Steering effort in the Buick Encore is firm, live, absolutely right. As we moved into the rural parts of our route, the vehicle's cornering and lateral dynamics proved similarly firm and free of distracting roll. We found the brakes powerful and well controlled, allowing good modulation.
Buick Encore is the first in a new segment of small luxury crossovers. It has a lavish inventory of virtues, from a well-specified mechanical foundation to sumptuous creature conveniences to distinguished over-the-road comfort and agile dynamics. Encore sets a high standard for competitors to match, with excellent efficiency.

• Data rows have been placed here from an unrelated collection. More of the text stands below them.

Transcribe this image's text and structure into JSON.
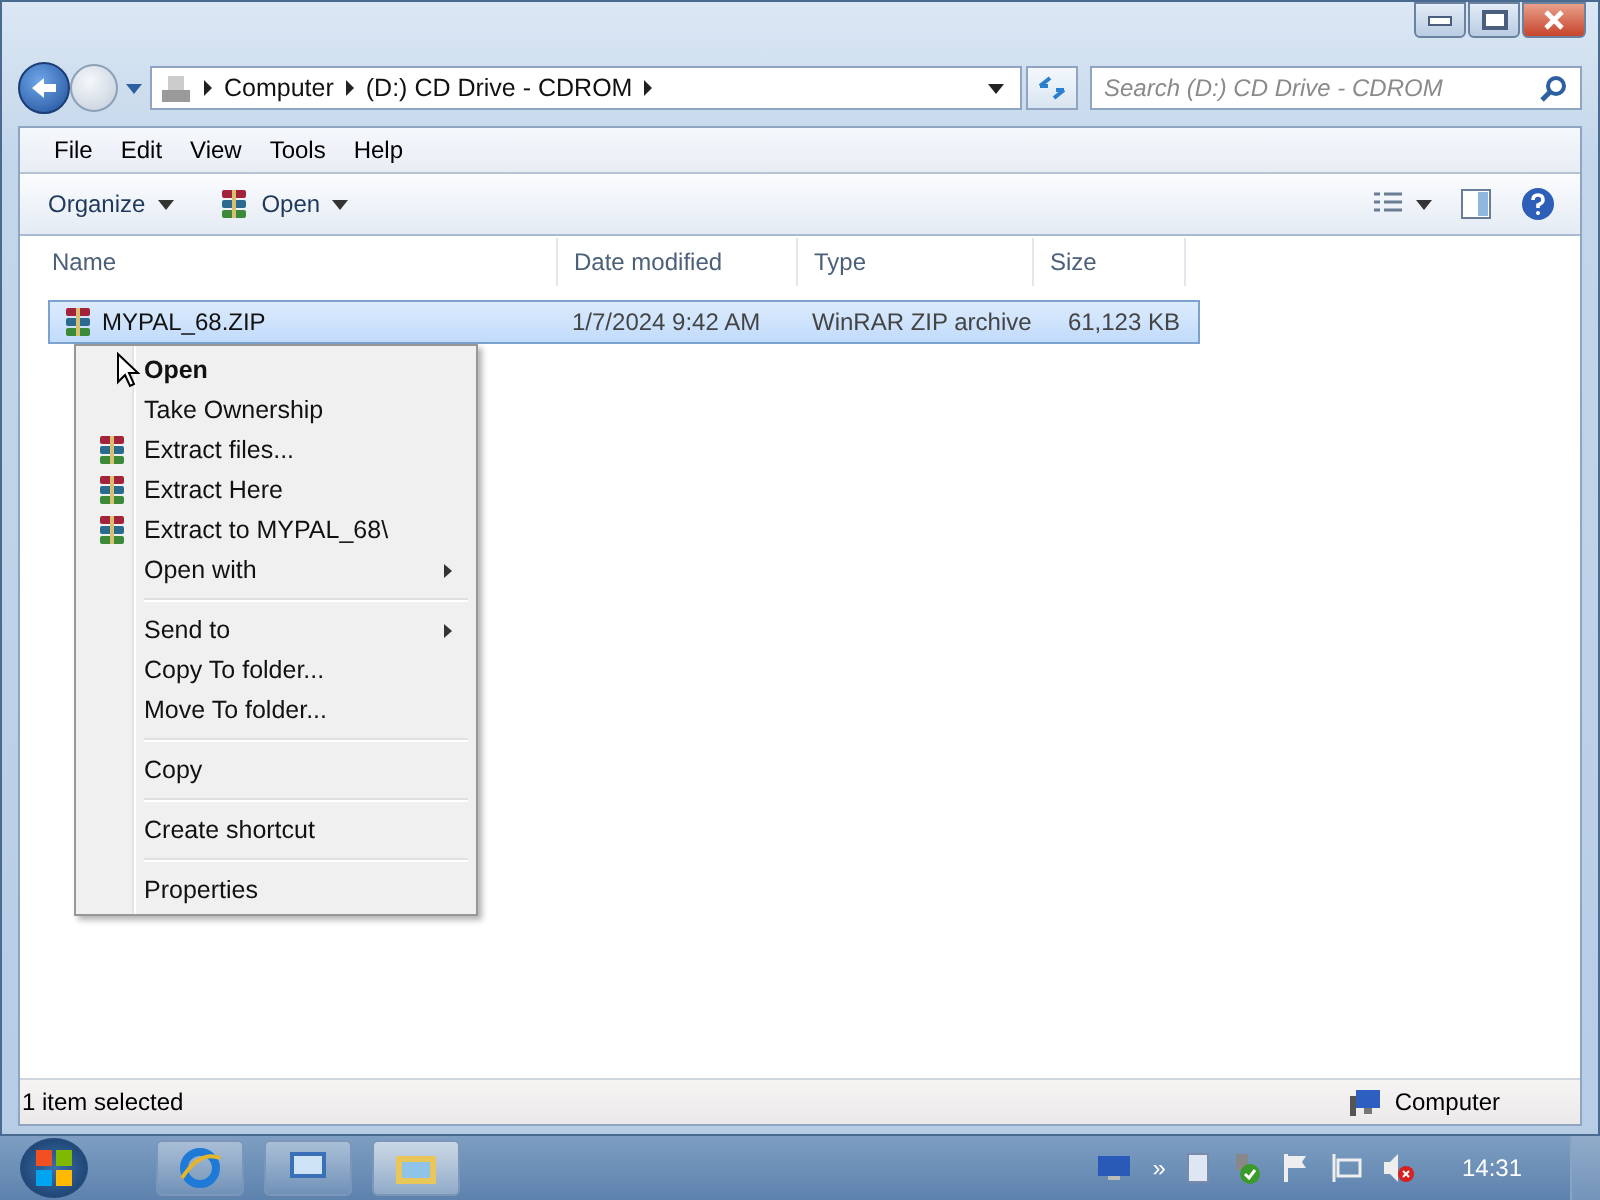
{
  "address_bar": {
    "crumbs": [
      "Computer",
      "(D:) CD Drive - CDROM"
    ]
  },
  "search": {
    "placeholder": "Search (D:) CD Drive - CDROM"
  },
  "menu_bar": [
    "File",
    "Edit",
    "View",
    "Tools",
    "Help"
  ],
  "toolbar": {
    "organize": "Organize",
    "open": "Open"
  },
  "table": {
    "columns": [
      "Name",
      "Date modified",
      "Type",
      "Size"
    ],
    "rows": [
      {
        "name": "MYPAL_68.ZIP",
        "date": "1/7/2024 9:42 AM",
        "type": "WinRAR ZIP archive",
        "size": "61,123 KB",
        "selected": true
      }
    ]
  },
  "context_menu": [
    [
      {
        "label": "Open",
        "default": true,
        "has_icon": false,
        "submenu": false
      },
      {
        "label": "Take Ownership",
        "default": false,
        "has_icon": false,
        "submenu": false
      },
      {
        "label": "Extract files...",
        "default": false,
        "has_icon": true,
        "submenu": false
      },
      {
        "label": "Extract Here",
        "default": false,
        "has_icon": true,
        "submenu": false
      },
      {
        "label": "Extract to MYPAL_68\\",
        "default": false,
        "has_icon": true,
        "submenu": false
      },
      {
        "label": "Open with",
        "default": false,
        "has_icon": false,
        "submenu": true
      }
    ],
    [
      {
        "label": "Send to",
        "default": false,
        "has_icon": false,
        "submenu": true
      },
      {
        "label": "Copy To folder...",
        "default": false,
        "has_icon": false,
        "submenu": false
      },
      {
        "label": "Move To folder...",
        "default": false,
        "has_icon": false,
        "submenu": false
      }
    ],
    [
      {
        "label": "Copy",
        "default": false,
        "has_icon": false,
        "submenu": false
      }
    ],
    [
      {
        "label": "Create shortcut",
        "default": false,
        "has_icon": false,
        "submenu": false
      }
    ],
    [
      {
        "label": "Properties",
        "default": false,
        "has_icon": false,
        "submenu": false
      }
    ]
  ],
  "status_bar": {
    "selection": "1 item selected",
    "location": "Computer"
  },
  "taskbar": {
    "clock": "14:31",
    "tray_overflow": "»"
  }
}
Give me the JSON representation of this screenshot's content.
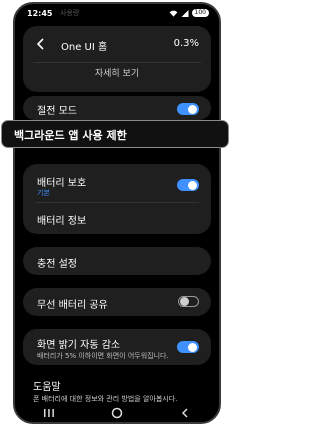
{
  "status_bar": {
    "time": "12:45",
    "battery": "100",
    "faded_title": "사용량"
  },
  "header": {
    "app_name": "One UI 홈",
    "percent": "0.3%",
    "details_label": "자세히 보기"
  },
  "power_saving": {
    "label": "절전 모드",
    "enabled": true
  },
  "background_limit": {
    "label": "백그라운드 앱 사용 제한"
  },
  "battery_protection": {
    "label": "배터리 보호",
    "sublabel": "기본",
    "enabled": true
  },
  "battery_info": {
    "label": "배터리 정보"
  },
  "charging_settings": {
    "label": "충전 설정"
  },
  "wireless_share": {
    "label": "무선 배터리 공유",
    "enabled": false
  },
  "auto_dim": {
    "label": "화면 밝기 자동 감소",
    "sublabel": "배터리가 5% 이하이면 화면이 어두워집니다.",
    "enabled": true
  },
  "help": {
    "title": "도움말",
    "text": "폰 배터리에 대한 정보와 관리 방법을 알아봅시다."
  },
  "colors": {
    "accent": "#3e91ff",
    "card": "#1f1f1f",
    "background": "#000000"
  }
}
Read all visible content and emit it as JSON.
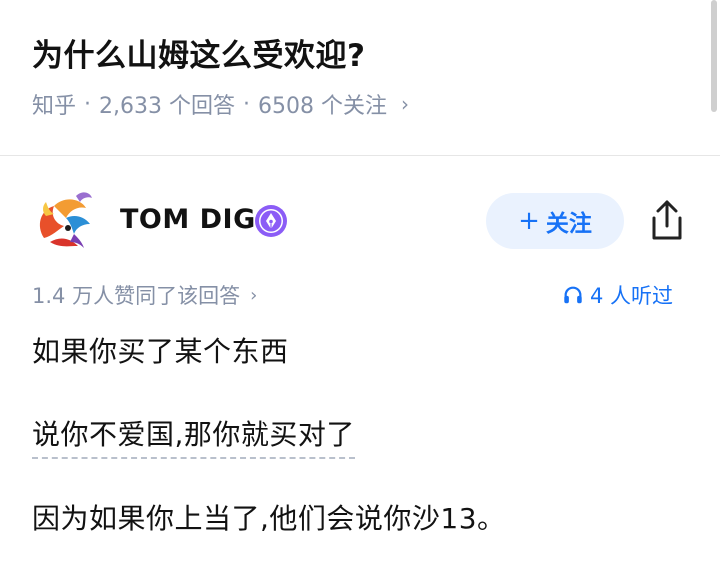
{
  "question": {
    "title": "为什么山姆这么受欢迎?",
    "source": "知乎",
    "answers_count": "2,633 个回答",
    "followers_count": "6508 个关注",
    "separator": "·",
    "chevron": "›"
  },
  "author": {
    "name": "TOM DIG",
    "follow_plus": "+",
    "follow_label": "关注",
    "badge_icon": "pen-nib-badge-icon",
    "share_icon": "share-icon"
  },
  "stats": {
    "approvals": "1.4 万人赞同了该回答",
    "chevron": "›",
    "listened": "4 人听过",
    "listened_icon": "headphones-icon"
  },
  "content": {
    "p1": "如果你买了某个东西",
    "p2": "说你不爱国,那你就买对了",
    "p3": "因为如果你上当了,他们会说你沙13。"
  },
  "colors": {
    "accent": "#1772f6",
    "meta": "#8590a6",
    "follow_bg": "#eaf2fe",
    "badge": "#8b5cf6"
  }
}
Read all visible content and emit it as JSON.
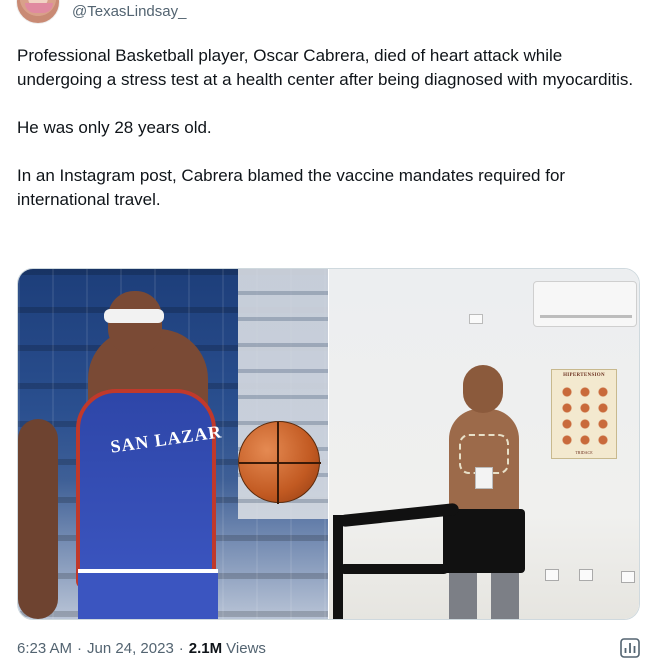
{
  "author": {
    "handle": "@TexasLindsay_"
  },
  "tweet": {
    "paragraphs": [
      "Professional Basketball player, Oscar Cabrera, died of heart attack while undergoing a stress test at a health center after being diagnosed with myocarditis.",
      "He was only 28 years old.",
      "In an Instagram post, Cabrera blamed the vaccine mandates required for international travel."
    ]
  },
  "media": {
    "left_photo": {
      "jersey_text": "SAN LAZAR"
    },
    "right_photo": {
      "poster_title": "HIPERTENSION",
      "poster_footer": "TRIDACE"
    }
  },
  "footer": {
    "time": "6:23 AM",
    "separator": "·",
    "date": "Jun 24, 2023",
    "views_count": "2.1M",
    "views_label": "Views"
  },
  "icons": {
    "stats": "view-stats-icon"
  }
}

In fact, it's a one-of-a-kind in the small SUV market.
Ted West filed this NewCarTestDrive report from New York.
Base Encore FWD ($24,160), Encore AWD ($25,660); Encore Convenience FWD ($25,785), Encore Convenience AWD ($27,285); Encore Leather FWD ($27,485), Encore Leather AWD ($28,895); Encore Premium FWD ($28,965), Encore Premium AWD ($30,465).
Bupyeong, South Korea.
Options As Tested
satellite navigation ($795), 18-inch chrome wheels ($995), sunroof ($995), DVD rear-seat entertainment system, Bose premium audio ($595).
Buick Encore Premium AWD ($28,940).
*The data and content on this web site is subject to change without notice. Neither AOL nor any of its data or content providers shall be liable for errors in the content, or for any actions taken in reliance thereon.